I was playing disc golf at Meeman-Shelby State Park just north of Memphis in Tennessee. The course is very beautiful and most holes are in a very mature, hardwood forest. It was a surprise to find a good drive had landed next to Monatropa uniflora. This is a plant species that lacks chlorophyll and is found in dense, dark woodlands – which makes the stark, white plant stalk all the more stunning.
Without chlorophyll, the plant cannot produce its own food. Carbon fixation is what chlorophyll is all about, and I had always assumed these plants were parasitic on the nearby large trees that have lots of chlorophyll. It seems that Monatropa is actually parasitic on the mycorrhizal fungi associated with the roots of the trees.
This plant has been used as a pain reliever and can also be eaten. Plants like this are an important indicator of intact, complex systems and it is always exciting to see such species.
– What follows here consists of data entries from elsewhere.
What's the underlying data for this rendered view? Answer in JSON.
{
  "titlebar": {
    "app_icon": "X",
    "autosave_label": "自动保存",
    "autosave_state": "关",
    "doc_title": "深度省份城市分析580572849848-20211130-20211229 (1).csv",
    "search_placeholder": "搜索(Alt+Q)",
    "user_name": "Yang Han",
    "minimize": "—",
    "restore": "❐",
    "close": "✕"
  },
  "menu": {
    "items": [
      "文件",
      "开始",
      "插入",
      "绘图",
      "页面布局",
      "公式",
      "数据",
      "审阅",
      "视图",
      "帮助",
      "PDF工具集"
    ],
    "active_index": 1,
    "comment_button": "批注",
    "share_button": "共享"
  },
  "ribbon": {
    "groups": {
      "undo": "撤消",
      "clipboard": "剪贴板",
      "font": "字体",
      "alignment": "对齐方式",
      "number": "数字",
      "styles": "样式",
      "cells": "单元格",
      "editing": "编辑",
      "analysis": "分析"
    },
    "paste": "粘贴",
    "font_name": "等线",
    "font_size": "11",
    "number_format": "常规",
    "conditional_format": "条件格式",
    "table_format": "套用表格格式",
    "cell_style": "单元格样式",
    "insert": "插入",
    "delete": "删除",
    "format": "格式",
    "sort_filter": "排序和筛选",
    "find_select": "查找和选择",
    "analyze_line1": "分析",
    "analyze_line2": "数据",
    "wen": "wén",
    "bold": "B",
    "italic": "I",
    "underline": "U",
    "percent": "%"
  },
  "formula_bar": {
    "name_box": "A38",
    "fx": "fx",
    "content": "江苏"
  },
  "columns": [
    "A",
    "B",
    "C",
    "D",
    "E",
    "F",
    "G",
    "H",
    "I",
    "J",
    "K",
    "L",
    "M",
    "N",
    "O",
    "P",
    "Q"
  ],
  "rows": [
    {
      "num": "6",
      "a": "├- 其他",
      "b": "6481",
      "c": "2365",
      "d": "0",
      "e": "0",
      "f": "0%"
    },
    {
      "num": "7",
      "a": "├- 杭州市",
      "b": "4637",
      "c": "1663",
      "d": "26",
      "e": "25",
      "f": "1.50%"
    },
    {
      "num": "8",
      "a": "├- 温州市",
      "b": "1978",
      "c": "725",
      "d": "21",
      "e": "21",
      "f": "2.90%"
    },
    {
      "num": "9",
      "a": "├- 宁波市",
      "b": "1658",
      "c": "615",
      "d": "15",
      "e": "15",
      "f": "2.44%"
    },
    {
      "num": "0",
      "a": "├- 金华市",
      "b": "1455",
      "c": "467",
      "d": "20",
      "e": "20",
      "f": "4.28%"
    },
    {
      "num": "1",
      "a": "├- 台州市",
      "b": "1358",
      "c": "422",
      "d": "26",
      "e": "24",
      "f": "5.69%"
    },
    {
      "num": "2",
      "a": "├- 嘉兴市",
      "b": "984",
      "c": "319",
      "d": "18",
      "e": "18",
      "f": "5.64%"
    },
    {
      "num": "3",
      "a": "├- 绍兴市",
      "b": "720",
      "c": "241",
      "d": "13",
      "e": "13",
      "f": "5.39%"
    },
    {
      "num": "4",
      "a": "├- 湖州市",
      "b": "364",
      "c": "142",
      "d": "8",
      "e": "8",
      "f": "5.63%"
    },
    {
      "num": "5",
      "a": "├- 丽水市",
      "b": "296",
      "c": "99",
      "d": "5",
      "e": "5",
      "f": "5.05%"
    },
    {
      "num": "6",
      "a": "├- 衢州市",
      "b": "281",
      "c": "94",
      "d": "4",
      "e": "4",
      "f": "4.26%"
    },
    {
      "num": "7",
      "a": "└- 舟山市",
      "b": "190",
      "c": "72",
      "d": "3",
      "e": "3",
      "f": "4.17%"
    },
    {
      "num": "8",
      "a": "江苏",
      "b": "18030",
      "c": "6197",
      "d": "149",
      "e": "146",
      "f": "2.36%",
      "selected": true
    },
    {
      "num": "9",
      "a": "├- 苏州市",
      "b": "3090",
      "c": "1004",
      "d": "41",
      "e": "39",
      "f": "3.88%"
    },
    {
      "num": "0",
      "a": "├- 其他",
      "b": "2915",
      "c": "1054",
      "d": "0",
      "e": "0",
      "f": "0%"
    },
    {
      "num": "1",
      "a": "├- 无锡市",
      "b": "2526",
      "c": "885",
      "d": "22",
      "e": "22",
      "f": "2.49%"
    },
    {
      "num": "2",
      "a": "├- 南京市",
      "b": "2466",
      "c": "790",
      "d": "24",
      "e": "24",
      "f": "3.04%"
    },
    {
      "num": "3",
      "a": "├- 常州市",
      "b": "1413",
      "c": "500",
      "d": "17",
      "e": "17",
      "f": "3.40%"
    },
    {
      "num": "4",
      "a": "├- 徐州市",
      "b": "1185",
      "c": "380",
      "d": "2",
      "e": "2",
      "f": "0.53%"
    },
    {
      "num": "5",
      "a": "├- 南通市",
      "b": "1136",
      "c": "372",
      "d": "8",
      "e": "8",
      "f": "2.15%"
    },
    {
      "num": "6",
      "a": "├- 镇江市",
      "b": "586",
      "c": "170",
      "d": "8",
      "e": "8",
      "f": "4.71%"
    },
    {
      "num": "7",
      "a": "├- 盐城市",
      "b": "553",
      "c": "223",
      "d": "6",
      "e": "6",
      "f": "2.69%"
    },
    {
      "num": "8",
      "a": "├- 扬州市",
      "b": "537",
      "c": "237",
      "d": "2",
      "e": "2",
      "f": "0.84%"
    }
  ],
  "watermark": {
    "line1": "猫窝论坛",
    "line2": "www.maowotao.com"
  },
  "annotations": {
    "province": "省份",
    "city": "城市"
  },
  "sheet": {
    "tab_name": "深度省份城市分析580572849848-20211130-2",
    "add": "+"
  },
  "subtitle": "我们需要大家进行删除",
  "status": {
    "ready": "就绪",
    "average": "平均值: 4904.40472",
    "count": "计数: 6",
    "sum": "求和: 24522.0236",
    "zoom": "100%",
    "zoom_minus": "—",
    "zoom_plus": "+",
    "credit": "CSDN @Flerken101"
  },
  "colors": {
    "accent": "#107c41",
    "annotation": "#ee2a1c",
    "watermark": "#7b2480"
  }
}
Perhaps, the greatest human use is making one’s spirit soar. After I started looking for it, I found M. uniflora to be very common along the disc golf course. I would like to believe that people disc golfing in a mature forest is compatible with the forest – I sure hope so.